Press Conference by Security Council President on Programme of Work for December
The Security Council’s programme for December features an open debate on a new orientation for reformed multilateralism, as well as a briefing on the principles and way forward for a global counter-terrorism approach, its President for the month told a Headquarters press conference today.
Ruchira Kamboj (India) said the Minister for External Affairs of India will chair an open debate on 14 December where Member States can exchange ideas on how to inject new life into multilateralism and ensure that they have adequate tools to address the challenges of the future.
On 15 December, the Minister will chair a briefing on a global counter-terrorism approach, enabling the Council to take stock and build on a special meeting of its Counter-Terrorism Committee, which took place in Mumbai and Delhi in October, she said. India is the Committee’s current Chair.
Two side events are planned, she said. On 14 December, a bust of Mahatma Gandhi, to be placed on the North Lawn of Headquarters, will be unveiled in the presence of the Secretary-General, the Minister for External Affairs and other Council members. The second side event will be the launch of the Group of Friends on Accountability for Crimes Against United Nations Peacekeepers, which will keep a spotlight on the issue of safety and security of peacekeepers, she said.
Starting today, India has also taken over the presidency of the Group of Twenty (G20), she noted, adding that her country will seek to play an important role in finding pragmatic global solutions for the well-being of all and voicing hope that it will meet the expectations of the global community.

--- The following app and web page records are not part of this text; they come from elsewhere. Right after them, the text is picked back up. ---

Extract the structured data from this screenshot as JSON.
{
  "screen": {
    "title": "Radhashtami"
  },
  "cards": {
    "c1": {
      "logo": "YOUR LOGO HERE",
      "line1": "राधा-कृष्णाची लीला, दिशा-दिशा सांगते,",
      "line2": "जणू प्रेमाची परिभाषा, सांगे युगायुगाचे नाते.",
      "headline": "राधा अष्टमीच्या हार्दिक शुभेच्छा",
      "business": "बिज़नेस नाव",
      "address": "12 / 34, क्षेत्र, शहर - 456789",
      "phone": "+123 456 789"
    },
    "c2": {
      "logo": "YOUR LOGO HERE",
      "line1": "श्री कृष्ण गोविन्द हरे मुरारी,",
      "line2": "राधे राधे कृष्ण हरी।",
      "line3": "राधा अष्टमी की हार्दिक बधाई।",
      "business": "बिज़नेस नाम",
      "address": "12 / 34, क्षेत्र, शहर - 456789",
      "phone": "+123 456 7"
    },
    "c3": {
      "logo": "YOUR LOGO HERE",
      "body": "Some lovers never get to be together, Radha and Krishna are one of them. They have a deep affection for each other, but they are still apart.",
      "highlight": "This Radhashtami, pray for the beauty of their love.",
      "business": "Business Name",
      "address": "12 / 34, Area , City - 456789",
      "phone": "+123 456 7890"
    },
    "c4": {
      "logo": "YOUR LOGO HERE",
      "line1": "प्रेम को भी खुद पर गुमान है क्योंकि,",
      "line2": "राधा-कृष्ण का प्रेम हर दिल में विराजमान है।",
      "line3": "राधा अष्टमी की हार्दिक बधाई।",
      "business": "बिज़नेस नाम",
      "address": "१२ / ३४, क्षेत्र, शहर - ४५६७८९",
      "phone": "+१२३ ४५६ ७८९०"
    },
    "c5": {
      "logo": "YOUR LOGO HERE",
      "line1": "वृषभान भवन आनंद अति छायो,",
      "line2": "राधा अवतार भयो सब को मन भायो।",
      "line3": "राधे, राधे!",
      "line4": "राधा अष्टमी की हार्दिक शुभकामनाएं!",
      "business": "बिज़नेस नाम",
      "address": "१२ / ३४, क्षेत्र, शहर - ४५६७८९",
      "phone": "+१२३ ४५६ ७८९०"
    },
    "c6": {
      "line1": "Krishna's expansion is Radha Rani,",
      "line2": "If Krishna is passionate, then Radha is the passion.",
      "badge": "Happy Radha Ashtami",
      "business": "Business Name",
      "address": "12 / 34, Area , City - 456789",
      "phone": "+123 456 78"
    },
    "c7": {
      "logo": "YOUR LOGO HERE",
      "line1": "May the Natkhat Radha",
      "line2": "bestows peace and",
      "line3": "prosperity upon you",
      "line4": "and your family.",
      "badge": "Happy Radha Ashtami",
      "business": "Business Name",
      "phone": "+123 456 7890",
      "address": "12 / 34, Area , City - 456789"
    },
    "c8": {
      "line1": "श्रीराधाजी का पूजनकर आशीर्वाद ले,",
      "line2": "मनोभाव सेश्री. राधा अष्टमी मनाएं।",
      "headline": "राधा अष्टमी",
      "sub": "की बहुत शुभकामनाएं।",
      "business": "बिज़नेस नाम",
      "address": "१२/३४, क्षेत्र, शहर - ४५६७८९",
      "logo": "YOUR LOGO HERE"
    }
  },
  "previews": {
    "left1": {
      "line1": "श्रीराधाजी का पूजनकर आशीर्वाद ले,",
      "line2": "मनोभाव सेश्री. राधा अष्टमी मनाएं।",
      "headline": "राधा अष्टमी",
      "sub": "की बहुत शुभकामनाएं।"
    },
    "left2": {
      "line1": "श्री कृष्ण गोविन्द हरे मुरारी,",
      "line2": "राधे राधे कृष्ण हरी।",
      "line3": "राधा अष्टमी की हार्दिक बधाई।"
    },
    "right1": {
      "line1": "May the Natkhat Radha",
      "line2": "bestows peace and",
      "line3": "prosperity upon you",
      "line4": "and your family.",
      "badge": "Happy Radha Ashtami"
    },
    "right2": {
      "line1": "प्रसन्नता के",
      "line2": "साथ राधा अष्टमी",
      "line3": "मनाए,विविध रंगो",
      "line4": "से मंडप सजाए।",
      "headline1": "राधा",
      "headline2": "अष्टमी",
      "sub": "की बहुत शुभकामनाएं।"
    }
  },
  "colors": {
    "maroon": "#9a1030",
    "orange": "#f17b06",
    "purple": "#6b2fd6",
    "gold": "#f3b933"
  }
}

Noting that 2023 is the International Year of Millets, as declared in a General Assembly resolution, she encouraged the press corps to attend her country’s events aimed at promoting that grain.

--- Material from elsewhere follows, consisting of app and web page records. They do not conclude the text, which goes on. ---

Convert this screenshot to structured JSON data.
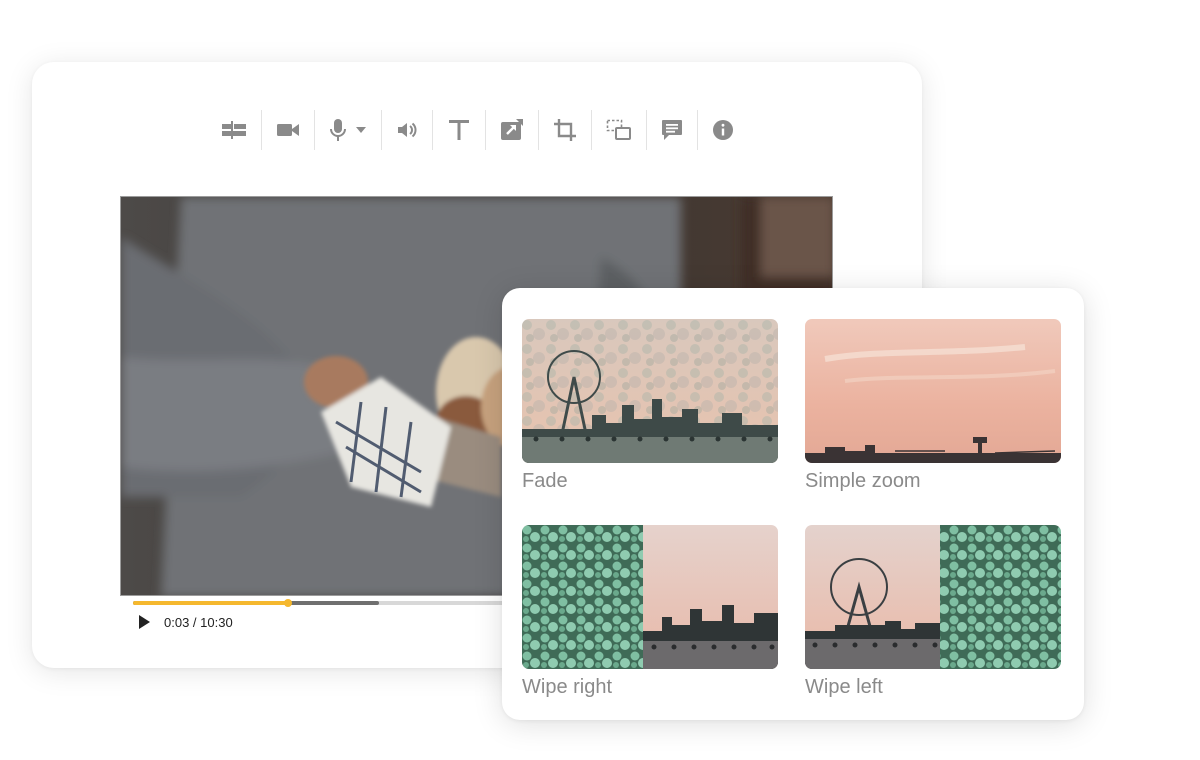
{
  "toolbar": {
    "tools": [
      {
        "name": "timeline-tool",
        "icon": "timeline-icon"
      },
      {
        "name": "record-camera-tool",
        "icon": "video-camera-icon"
      },
      {
        "name": "microphone-tool",
        "icon": "microphone-icon"
      },
      {
        "name": "volume-tool",
        "icon": "speaker-icon"
      },
      {
        "name": "text-tool",
        "icon": "text-icon"
      },
      {
        "name": "export-tool",
        "icon": "share-icon"
      },
      {
        "name": "crop-tool",
        "icon": "crop-icon"
      },
      {
        "name": "resize-tool",
        "icon": "resize-icon"
      },
      {
        "name": "comment-tool",
        "icon": "comment-icon"
      },
      {
        "name": "info-tool",
        "icon": "info-icon"
      }
    ]
  },
  "player": {
    "timecode": "0:03 / 10:30",
    "progress_fraction": 0.225,
    "buffered_fraction": 0.357
  },
  "transitions": [
    {
      "label": "Fade"
    },
    {
      "label": "Simple zoom"
    },
    {
      "label": "Wipe right"
    },
    {
      "label": "Wipe left"
    }
  ],
  "colors": {
    "accent": "#f5b82e",
    "icon": "#8a8a8a",
    "label": "#8a8a8a"
  }
}
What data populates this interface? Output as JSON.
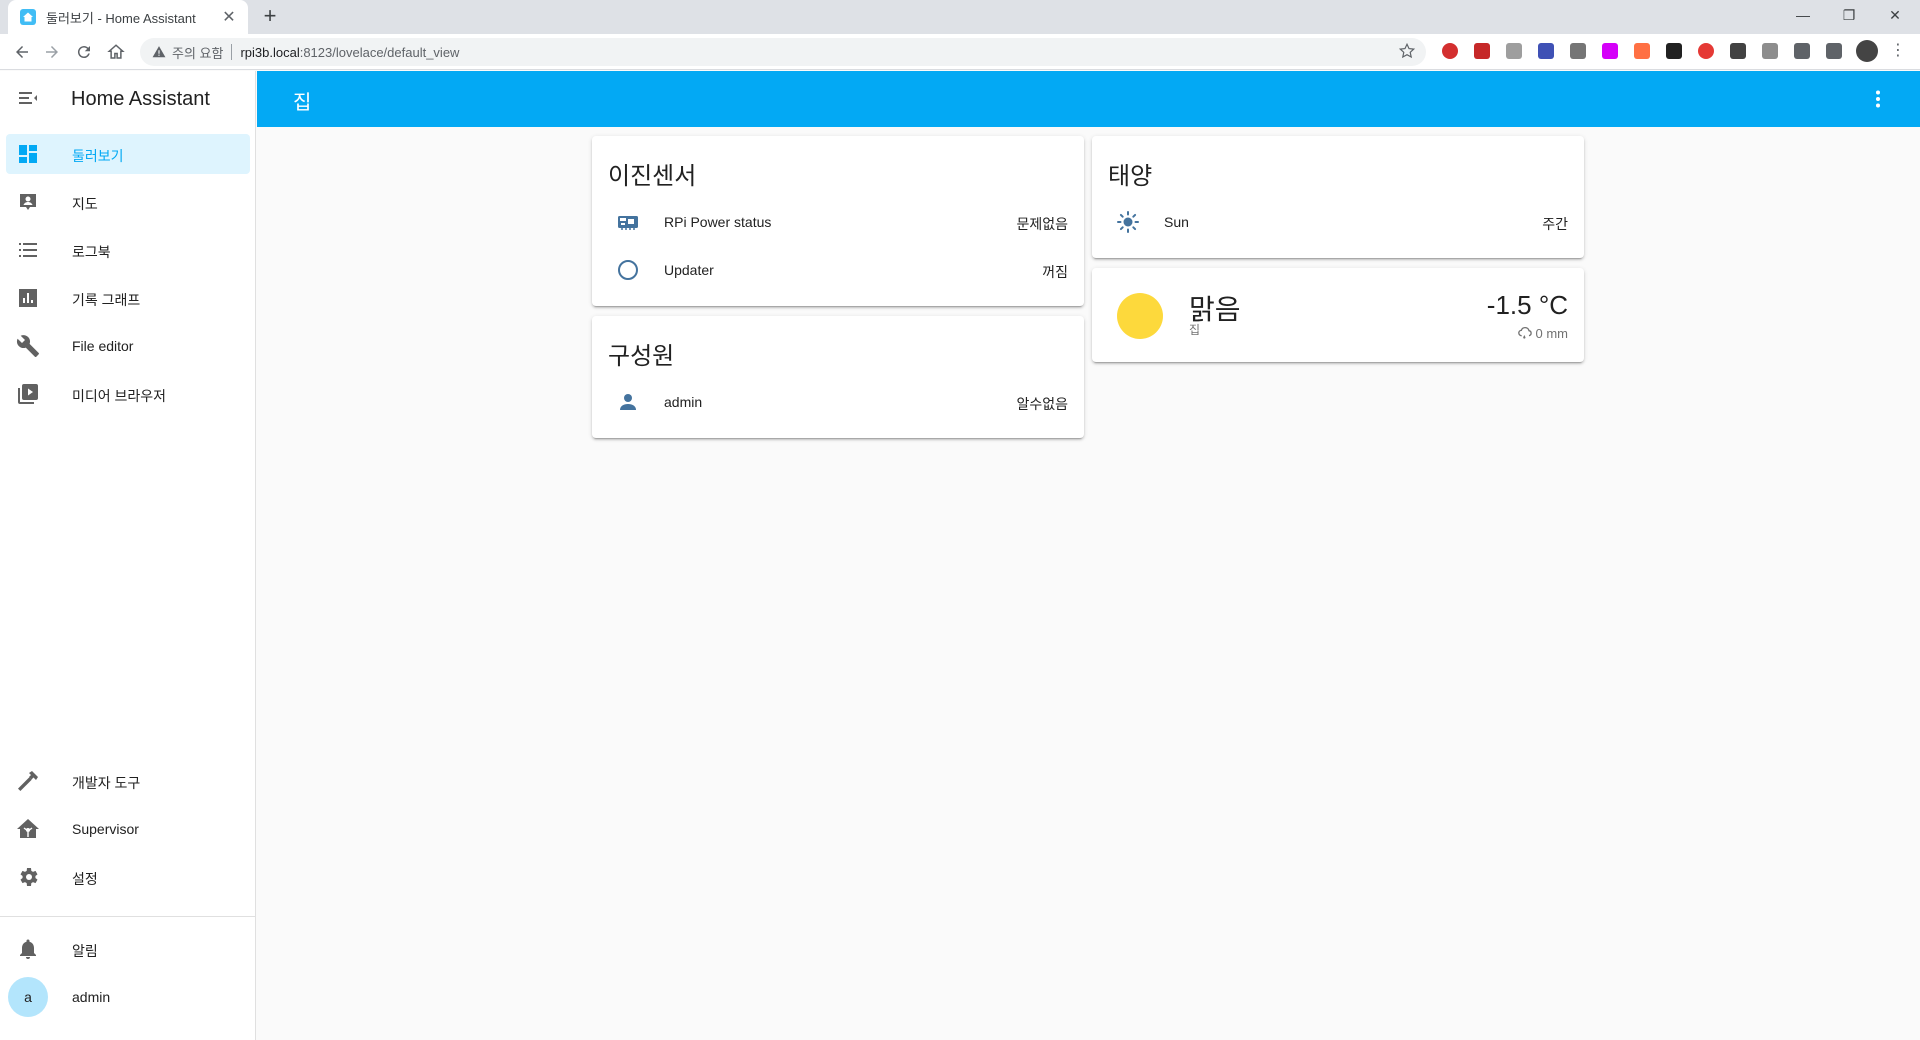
{
  "browser": {
    "tab_title": "둘러보기 - Home Assistant",
    "new_tab_glyph": "+",
    "close_glyph": "✕",
    "security_warning": "주의 요함",
    "url_host": "rpi3b.local",
    "url_rest": ":8123/lovelace/default_view",
    "win_minimize": "—",
    "win_restore": "❐",
    "win_close": "✕"
  },
  "sidebar": {
    "title": "Home Assistant",
    "items": [
      {
        "label": "둘러보기",
        "icon": "dashboard-icon",
        "active": true
      },
      {
        "label": "지도",
        "icon": "map-account-icon",
        "active": false
      },
      {
        "label": "로그북",
        "icon": "list-icon",
        "active": false
      },
      {
        "label": "기록 그래프",
        "icon": "chart-box-icon",
        "active": false
      },
      {
        "label": "File editor",
        "icon": "wrench-icon",
        "active": false
      },
      {
        "label": "미디어 브라우저",
        "icon": "media-play-box-icon",
        "active": false
      }
    ],
    "bottom_items": [
      {
        "label": "개발자 도구",
        "icon": "hammer-icon"
      },
      {
        "label": "Supervisor",
        "icon": "home-assistant-icon"
      },
      {
        "label": "설정",
        "icon": "gear-icon"
      }
    ],
    "notifications_label": "알림",
    "user": {
      "initial": "a",
      "name": "admin"
    }
  },
  "appbar": {
    "title": "집"
  },
  "cards": {
    "binary_sensor": {
      "title": "이진센서",
      "rows": [
        {
          "name": "RPi Power status",
          "state": "문제없음",
          "icon": "raspberry-pi-icon"
        },
        {
          "name": "Updater",
          "state": "꺼짐",
          "icon": "circle-outline-icon"
        }
      ]
    },
    "person": {
      "title": "구성원",
      "rows": [
        {
          "name": "admin",
          "state": "알수없음",
          "icon": "account-icon"
        }
      ]
    },
    "sun": {
      "title": "태양",
      "rows": [
        {
          "name": "Sun",
          "state": "주간",
          "icon": "white-balance-sunny-icon"
        }
      ]
    },
    "weather": {
      "condition": "맑음",
      "location": "집",
      "temperature": "-1.5 °C",
      "precipitation": "0 mm"
    }
  },
  "colors": {
    "primary": "#03a9f4",
    "state_icon": "#44739e",
    "sun_disc": "#fdd93c"
  }
}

At the outset, Ms. Kamboj, noting that December is the last month in India’s eighth turn as a non-permanent Council member, said that her country has made every effort over the last two years to bridge the different voices within the 15‑member organ to ensure that it speaks with one voice as far as possible on a variety of issues. It will bring that same spirit to its presidency, she added.
Responding to journalists’ questions about the situation in Ukraine, she underscored that Ukraine is very much a focus matter for the Council and confirmed that meetings will be held on the matter.
Asked about how India, as president of both the Council and the G20, will use its role towards finding solutions to geopolitical challenges, she said that with respect to the G20 presidency, the Summit will be held in New Delhi on 9 and 10 September 2023. As the Prime Minister of India has mentioned, its presidency will be ambitious, decisive and all-inclusive and focus on keeping unity. India hopes to bring its successes, its experiences and people-centric solutions to the table, she noted.
On India’s prospects for becoming a permanent Council member, she highlighted that India has always been a solution provider. Its provision of medicine and equipment during the COVID‑19 pandemic, as well as of humanitarian assistance to countries in need, points to India’s readiness to take its place at the “global top table” and further contribute to the global agenda. She added that the case for Council reform is undeniable.
Asked about a briefing on 19 December on Israeli settlements in the Occupied Palestinian Territory, she said that direct negotiations between Israel and Palestine on final status issues is the best way to achieve a two-State solution. India has always supported the international community’s efforts toward that end and stands ready to support efforts in restarting negotiations, she said.
Asked to provide more information about a briefing on non-proliferation on 19 December, she said that it relates to Iran and the Joint Comprehensive Plan of Action on that country’s nuclear programme.
Addressing further questions about Ukraine as well as Haiti, she pointed out that while they may not appear on the schedule, the Council is very much seized of those matters and actively following developments. Everyone wants to de‑escalate the situation in Ukraine, she added, voicing hope that those efforts will soon succeed.
Asked about Syria and the cross-border mechanism and the Council’s scheduled vote on the matter in January, she said that discussions are ongoing and there will soon be developments on that front.
Asked about the status of a presidential statement on the launch of intercontinental ballistic missiles by the Democratic People’s Republic of Korea, she said that work has not yet happened, noting divergent views on the matter.
For the full programme of work, please see: www.un.org/securitycouncil/events/calendar.